Wednesday, July 18, 2012

Baby Rails! (And Other Shore Sights)

A few weeks ago, I saw a Clapper Rail for the first time, and I was really excited. Well, this morning, while visiting Silver Sands State Park, I was lucky enough to see four of these usually-hidden birds!

One Clapper Rail popped out of the tall marsh grass near the boardwalk to snatch up a small crab for a snack (I'm pretty sure that's what this bird's holding in its beak):

After which it hurried back into the marsh on very dirty (oily?) feet:

A second Clapper Rail was further back in the marsh, preening itself in the morning sun:

And what's that small black fuzzball moving off to the side? Oh my goodness, it's a baby rail!

Wait, make that two babies!

I'm not surprised that these birds were breeding here -- this marsh seems like a great place for a rail to raise a family -- I'm just surprised that I actually got to see the babies! They're such a wonderful combination of adorable and ridiculously awkward, as babies often are -- just look at those gangly legs and huge feet! :D

So that was today's main excitement, but there were plenty of other things to see, too.

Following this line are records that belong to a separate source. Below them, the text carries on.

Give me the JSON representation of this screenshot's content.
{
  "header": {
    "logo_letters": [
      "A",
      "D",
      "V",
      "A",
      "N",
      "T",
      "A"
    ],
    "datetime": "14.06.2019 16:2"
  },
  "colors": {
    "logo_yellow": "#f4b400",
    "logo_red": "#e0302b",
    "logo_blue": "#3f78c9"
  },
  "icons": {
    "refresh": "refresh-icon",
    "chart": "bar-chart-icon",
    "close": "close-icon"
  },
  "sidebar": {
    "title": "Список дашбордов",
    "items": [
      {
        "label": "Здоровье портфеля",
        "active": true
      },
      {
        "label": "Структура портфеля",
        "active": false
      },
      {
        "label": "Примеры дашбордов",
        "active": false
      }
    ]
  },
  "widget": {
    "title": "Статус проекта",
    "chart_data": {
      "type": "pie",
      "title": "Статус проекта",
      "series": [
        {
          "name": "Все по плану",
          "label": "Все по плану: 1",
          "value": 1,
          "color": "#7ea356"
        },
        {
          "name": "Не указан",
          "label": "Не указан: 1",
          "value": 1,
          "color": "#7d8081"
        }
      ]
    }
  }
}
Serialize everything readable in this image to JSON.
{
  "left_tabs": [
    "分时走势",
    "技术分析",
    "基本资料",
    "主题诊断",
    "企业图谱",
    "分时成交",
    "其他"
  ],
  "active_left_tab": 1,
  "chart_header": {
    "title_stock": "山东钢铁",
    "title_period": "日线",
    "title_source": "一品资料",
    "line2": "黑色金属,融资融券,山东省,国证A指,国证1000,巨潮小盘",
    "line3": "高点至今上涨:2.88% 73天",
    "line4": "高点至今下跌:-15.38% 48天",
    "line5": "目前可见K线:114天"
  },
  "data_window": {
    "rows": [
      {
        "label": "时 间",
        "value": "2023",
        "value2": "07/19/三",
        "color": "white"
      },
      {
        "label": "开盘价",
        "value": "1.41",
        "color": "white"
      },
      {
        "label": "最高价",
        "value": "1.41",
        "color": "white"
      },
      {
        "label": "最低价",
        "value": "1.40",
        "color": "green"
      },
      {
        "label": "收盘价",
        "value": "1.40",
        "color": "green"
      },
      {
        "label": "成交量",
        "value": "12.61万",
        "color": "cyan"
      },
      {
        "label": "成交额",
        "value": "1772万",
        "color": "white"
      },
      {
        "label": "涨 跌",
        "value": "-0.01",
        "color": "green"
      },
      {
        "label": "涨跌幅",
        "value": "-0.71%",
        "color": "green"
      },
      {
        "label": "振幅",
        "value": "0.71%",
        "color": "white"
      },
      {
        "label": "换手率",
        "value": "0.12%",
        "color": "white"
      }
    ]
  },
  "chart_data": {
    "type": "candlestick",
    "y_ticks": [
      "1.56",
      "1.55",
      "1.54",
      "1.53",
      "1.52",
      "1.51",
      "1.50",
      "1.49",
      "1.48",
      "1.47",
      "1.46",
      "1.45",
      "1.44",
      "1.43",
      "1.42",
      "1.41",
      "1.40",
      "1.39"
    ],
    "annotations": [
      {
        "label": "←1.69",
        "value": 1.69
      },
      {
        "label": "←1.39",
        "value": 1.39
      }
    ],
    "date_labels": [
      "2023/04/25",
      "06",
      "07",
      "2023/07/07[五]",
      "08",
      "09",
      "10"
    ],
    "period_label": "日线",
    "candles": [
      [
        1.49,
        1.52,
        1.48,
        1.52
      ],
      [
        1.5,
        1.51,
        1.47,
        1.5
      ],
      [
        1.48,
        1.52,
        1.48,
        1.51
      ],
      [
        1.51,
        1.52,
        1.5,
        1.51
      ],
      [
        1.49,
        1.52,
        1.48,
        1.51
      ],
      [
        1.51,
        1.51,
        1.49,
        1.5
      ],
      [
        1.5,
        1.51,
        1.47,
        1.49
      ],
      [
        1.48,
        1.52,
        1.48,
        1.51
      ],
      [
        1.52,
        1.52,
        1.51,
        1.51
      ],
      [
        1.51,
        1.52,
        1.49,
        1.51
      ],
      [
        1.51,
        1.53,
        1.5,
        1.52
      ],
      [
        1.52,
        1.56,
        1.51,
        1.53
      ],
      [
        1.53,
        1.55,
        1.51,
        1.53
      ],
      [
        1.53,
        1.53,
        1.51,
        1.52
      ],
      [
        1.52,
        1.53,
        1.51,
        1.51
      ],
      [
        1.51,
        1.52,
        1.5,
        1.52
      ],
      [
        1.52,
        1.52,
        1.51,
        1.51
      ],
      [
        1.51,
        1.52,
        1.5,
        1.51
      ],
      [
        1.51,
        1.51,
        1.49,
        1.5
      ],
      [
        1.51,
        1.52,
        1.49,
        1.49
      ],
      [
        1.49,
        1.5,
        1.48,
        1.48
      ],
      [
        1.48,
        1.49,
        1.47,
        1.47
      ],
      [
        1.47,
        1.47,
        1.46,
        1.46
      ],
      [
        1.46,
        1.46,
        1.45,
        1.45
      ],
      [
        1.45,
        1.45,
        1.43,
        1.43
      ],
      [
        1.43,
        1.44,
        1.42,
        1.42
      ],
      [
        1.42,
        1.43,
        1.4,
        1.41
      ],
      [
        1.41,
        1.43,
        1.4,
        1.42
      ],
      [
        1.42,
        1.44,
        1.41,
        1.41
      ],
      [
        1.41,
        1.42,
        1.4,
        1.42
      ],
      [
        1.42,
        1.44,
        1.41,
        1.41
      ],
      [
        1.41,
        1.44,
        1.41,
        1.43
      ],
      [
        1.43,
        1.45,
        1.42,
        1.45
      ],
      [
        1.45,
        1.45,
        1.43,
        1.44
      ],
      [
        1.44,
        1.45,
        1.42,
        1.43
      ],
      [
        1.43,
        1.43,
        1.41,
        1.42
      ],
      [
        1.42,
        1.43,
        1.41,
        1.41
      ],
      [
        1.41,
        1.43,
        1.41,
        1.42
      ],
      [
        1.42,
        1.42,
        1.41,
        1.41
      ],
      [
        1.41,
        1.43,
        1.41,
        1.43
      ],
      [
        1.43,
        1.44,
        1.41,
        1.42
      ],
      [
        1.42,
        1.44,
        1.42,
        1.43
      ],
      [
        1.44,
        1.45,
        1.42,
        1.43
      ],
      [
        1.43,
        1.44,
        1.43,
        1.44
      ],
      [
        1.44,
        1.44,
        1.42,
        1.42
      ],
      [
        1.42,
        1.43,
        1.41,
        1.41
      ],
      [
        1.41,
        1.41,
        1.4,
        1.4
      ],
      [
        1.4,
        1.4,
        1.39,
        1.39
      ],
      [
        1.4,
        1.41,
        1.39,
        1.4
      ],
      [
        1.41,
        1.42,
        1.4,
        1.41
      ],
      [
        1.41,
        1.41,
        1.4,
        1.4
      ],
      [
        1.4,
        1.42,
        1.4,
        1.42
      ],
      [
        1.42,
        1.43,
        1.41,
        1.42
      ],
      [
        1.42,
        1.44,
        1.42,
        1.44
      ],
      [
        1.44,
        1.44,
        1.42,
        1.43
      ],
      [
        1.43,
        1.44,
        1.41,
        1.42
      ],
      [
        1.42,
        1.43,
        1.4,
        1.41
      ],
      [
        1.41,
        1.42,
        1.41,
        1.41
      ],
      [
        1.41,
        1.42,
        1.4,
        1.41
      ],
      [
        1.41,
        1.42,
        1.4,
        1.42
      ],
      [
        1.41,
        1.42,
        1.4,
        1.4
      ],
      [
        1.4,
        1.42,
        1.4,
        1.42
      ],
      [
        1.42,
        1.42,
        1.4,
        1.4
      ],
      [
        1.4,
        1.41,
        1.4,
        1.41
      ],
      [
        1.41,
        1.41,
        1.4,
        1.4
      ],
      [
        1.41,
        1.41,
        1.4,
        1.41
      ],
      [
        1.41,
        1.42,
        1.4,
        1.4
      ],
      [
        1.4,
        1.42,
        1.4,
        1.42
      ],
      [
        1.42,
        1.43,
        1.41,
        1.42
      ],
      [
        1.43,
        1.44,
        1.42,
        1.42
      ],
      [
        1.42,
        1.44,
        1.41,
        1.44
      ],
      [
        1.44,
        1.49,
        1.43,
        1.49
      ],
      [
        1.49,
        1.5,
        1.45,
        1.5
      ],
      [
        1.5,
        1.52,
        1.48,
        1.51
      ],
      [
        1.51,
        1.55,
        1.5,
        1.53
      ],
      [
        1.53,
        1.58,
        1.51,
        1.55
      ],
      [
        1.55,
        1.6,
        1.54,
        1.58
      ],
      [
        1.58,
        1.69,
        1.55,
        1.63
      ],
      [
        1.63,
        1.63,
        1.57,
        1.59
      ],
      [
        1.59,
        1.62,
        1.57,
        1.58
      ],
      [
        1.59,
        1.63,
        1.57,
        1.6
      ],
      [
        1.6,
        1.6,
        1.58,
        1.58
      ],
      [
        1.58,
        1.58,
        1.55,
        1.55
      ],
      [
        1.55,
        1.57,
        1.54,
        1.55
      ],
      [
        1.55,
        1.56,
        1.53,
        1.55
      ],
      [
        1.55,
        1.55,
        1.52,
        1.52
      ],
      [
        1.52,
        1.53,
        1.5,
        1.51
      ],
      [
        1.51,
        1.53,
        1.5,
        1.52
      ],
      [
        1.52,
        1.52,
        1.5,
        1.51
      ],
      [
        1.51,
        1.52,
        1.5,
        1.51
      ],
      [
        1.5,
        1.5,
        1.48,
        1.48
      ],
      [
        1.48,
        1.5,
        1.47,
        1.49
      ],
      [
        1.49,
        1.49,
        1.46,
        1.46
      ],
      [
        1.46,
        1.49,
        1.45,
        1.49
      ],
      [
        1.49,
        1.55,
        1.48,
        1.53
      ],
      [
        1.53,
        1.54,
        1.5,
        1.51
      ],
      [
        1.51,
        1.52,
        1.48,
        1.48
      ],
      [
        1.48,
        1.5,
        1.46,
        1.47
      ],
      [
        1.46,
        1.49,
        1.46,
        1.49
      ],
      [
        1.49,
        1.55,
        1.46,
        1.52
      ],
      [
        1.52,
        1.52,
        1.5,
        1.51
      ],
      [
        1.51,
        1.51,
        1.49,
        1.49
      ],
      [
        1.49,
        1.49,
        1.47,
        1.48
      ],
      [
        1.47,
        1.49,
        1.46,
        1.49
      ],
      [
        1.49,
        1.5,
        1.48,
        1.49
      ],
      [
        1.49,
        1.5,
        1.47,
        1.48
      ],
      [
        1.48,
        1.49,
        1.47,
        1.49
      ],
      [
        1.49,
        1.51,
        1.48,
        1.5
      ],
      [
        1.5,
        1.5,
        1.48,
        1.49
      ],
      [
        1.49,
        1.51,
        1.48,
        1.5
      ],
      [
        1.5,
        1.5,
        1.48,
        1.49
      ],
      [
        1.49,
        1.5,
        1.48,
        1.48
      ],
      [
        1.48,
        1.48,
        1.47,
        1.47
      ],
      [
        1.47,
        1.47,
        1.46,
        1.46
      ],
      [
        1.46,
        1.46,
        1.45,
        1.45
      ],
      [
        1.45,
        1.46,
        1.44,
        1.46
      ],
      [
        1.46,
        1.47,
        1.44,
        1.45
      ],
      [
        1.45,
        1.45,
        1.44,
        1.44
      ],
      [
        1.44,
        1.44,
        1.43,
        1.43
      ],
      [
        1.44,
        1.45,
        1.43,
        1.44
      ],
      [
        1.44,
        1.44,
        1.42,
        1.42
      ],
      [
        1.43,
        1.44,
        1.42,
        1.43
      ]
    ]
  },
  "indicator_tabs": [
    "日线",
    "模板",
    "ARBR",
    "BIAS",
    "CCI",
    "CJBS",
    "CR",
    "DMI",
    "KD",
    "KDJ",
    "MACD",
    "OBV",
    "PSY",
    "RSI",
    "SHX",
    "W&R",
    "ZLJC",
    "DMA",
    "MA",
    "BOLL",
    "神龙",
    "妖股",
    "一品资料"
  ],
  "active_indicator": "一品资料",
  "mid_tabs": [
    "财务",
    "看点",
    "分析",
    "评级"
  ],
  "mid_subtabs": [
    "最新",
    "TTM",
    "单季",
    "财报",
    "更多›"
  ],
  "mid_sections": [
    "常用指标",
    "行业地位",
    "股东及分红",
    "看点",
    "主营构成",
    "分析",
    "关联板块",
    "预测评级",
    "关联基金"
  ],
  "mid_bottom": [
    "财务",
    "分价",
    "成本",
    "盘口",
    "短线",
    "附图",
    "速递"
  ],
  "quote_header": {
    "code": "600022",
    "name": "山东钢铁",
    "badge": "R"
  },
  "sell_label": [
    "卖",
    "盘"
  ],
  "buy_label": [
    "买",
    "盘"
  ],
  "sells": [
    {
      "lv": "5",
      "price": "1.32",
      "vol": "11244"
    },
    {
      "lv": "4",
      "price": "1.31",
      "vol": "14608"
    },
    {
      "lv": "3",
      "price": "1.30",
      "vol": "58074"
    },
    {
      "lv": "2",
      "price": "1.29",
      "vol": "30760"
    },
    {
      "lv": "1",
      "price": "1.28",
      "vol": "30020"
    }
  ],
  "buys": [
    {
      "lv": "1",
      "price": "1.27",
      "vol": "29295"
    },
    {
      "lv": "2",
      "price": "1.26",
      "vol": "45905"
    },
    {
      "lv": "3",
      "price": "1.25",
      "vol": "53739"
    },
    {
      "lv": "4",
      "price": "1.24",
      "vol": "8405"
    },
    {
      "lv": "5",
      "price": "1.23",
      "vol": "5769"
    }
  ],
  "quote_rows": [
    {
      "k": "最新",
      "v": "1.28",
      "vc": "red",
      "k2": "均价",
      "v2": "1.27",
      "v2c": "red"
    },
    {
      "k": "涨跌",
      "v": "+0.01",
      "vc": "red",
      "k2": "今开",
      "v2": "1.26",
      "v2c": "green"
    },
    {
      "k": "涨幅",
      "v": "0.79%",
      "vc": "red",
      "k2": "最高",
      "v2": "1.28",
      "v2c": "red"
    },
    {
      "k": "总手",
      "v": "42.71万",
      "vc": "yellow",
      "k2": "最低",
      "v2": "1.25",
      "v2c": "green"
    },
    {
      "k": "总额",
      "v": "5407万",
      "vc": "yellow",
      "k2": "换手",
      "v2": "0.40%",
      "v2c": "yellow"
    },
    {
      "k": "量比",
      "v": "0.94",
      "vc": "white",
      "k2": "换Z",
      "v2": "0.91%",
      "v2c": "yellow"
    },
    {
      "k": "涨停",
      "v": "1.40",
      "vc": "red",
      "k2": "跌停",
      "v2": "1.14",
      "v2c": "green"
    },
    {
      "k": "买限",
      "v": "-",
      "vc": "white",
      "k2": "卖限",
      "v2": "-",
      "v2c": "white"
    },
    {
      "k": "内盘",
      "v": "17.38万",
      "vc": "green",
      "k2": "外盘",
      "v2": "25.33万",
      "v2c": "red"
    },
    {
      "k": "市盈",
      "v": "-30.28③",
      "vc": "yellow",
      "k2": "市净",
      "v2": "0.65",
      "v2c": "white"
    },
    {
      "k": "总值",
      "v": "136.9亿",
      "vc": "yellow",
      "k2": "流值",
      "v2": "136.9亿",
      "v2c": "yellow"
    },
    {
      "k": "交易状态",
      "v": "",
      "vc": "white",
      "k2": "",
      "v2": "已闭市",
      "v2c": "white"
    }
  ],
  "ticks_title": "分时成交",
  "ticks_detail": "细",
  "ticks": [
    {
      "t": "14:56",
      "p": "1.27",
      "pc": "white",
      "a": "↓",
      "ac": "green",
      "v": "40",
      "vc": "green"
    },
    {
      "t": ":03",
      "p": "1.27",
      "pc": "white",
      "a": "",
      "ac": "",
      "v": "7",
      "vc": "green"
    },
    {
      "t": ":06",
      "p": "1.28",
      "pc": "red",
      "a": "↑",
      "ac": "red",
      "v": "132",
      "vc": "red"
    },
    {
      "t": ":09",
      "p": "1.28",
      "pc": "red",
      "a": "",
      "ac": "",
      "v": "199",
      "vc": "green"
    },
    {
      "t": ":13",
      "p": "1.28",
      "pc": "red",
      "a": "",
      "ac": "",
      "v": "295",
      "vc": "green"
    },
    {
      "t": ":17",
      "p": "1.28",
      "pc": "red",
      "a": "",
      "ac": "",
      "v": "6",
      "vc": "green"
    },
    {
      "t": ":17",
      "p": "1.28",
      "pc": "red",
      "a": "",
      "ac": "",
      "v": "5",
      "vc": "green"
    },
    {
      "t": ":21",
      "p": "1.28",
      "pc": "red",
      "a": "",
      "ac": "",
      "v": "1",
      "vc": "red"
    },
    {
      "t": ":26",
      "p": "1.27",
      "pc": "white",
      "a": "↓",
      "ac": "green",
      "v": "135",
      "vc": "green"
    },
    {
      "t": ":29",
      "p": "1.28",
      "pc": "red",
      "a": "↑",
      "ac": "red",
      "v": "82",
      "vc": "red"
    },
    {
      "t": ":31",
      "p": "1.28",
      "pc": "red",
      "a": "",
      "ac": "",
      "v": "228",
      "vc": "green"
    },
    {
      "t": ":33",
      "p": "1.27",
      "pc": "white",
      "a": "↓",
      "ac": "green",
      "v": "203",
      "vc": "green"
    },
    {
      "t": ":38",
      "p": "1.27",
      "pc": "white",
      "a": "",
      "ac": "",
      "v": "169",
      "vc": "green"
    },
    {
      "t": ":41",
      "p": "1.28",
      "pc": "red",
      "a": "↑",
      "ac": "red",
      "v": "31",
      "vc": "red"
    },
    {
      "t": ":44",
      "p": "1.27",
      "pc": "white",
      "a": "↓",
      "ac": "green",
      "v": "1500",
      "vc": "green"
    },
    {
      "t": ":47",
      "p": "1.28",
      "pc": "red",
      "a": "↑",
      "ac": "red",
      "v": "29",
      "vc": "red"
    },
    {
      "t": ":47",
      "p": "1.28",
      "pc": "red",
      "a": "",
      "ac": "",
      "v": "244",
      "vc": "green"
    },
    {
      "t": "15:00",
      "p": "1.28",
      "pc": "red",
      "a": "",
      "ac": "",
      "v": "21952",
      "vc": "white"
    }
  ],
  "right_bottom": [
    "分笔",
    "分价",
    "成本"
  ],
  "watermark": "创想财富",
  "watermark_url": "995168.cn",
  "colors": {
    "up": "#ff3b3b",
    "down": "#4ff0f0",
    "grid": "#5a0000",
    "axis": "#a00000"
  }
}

Down on the beach, dozens of Ring-billed Gulls were beating the heat by panting, and I got to see into quite a few bright orange and red gull-mouths:

A Snowy Egret was standing in the ocean, quickly opening and closing its beak to churn the water, presumably in some sort of feeding technique -- I'm much more used to egrets using the hunting-and-stabbing method for getting food, so this was pretty interesting to watch!

Back in the marsh, a Yellow-crowned Night-Heron was hunting in what I think of as the more typical heron/egret manner. But it stood so tall and straight as it waded through the water that it reminded me more of a stork or a crane than a heron:

Once it spotted some prey, it hunkered down into a much more heron-y pose....

Ready? Go!

Mmm, breakfast!

Finally, there was this Cabbage White butterfly (Pieris rapae) feeding from some Spotted Knapweed blooms (Centaurea biebersteinii) -- both of these species are non-native and invasive (assuming I've identified them correctly), but I think they're quite pretty nonetheless:

Tomorrow, I'm leaving on a trip with my family to a strange and foreign land: Utah! I'll be there for a week, and I hope to return with stories and pictures aplenty. Stay tuned!


  1. Amazing photos, including some of rails no one ever gets to see. What a wonderful seaside adventure.

  2. Have fun in Utah! The flora and fauna should be quite a change! Safe travels!